Banded Tiger Moth (Apantesis vittata)
The banded tiger moth is an Erebidae moth found in the United States. Their bright colors help them ward off predators by signaling that they might have a bitter taste.
Description and Identification
Larvae feed on various herbs, including dandelions.
Pupation takes place in cocoons made out of larval setae.
Sexual Dimorphism: Present but not prominent.
Color and Appearance
Forewing: When the wings are open, they are black with cream-colored markings. When the wings are closed, the colors remain visible.
Hindwing: When the wings are open, they are red with a black border. When the wings are closed, the red color can still be seen from beneath the forewings.
Average wingspan: 32–42 mm
Flight pattern: Erratic
Season: March to October
Eggs are laid close to a host plant.
|Distribution||United States, ranging from Florida to Maryland|
|Habitat||Near fields and lawns|
|Lifespan of Adults||5-10 days|
|Host Plants||Herbs, including dandelions|
|Adult Diet||Does not feed|
Did You Know

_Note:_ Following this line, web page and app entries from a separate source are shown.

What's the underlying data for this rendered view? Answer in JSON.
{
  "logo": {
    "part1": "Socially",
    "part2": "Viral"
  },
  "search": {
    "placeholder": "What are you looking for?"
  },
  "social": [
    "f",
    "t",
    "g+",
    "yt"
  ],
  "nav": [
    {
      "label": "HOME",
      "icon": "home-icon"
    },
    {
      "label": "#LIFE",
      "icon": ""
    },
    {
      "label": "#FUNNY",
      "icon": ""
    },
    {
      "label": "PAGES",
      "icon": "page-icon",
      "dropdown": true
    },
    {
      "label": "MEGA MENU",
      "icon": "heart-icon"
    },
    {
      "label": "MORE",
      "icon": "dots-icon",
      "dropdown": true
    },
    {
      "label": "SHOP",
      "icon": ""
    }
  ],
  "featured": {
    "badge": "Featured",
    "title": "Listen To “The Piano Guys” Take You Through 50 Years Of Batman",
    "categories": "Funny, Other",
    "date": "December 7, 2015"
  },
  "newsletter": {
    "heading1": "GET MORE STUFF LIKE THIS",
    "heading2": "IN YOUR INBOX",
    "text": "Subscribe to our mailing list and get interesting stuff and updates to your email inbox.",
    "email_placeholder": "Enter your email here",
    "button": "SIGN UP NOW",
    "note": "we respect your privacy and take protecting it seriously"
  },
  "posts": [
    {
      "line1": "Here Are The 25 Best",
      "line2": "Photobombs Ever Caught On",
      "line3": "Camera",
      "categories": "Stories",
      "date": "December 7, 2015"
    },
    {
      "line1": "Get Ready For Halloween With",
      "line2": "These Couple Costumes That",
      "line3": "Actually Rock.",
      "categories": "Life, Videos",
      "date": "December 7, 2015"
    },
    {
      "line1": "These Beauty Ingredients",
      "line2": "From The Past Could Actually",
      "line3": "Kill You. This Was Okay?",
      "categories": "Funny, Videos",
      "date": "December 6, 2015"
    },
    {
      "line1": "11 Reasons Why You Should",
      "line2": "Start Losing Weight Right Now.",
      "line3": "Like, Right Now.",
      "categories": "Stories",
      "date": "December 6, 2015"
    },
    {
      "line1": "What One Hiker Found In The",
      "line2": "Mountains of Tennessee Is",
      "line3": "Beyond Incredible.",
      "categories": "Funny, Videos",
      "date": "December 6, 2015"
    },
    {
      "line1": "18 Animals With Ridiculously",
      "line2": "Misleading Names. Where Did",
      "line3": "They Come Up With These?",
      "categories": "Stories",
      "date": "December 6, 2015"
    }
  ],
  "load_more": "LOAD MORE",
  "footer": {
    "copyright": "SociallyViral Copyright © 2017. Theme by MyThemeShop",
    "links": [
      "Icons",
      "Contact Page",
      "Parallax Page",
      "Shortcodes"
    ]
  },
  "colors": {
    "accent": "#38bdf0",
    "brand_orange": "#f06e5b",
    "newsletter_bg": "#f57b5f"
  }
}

- American entomologist Johan Christian Fabricius first described this moth in 1787.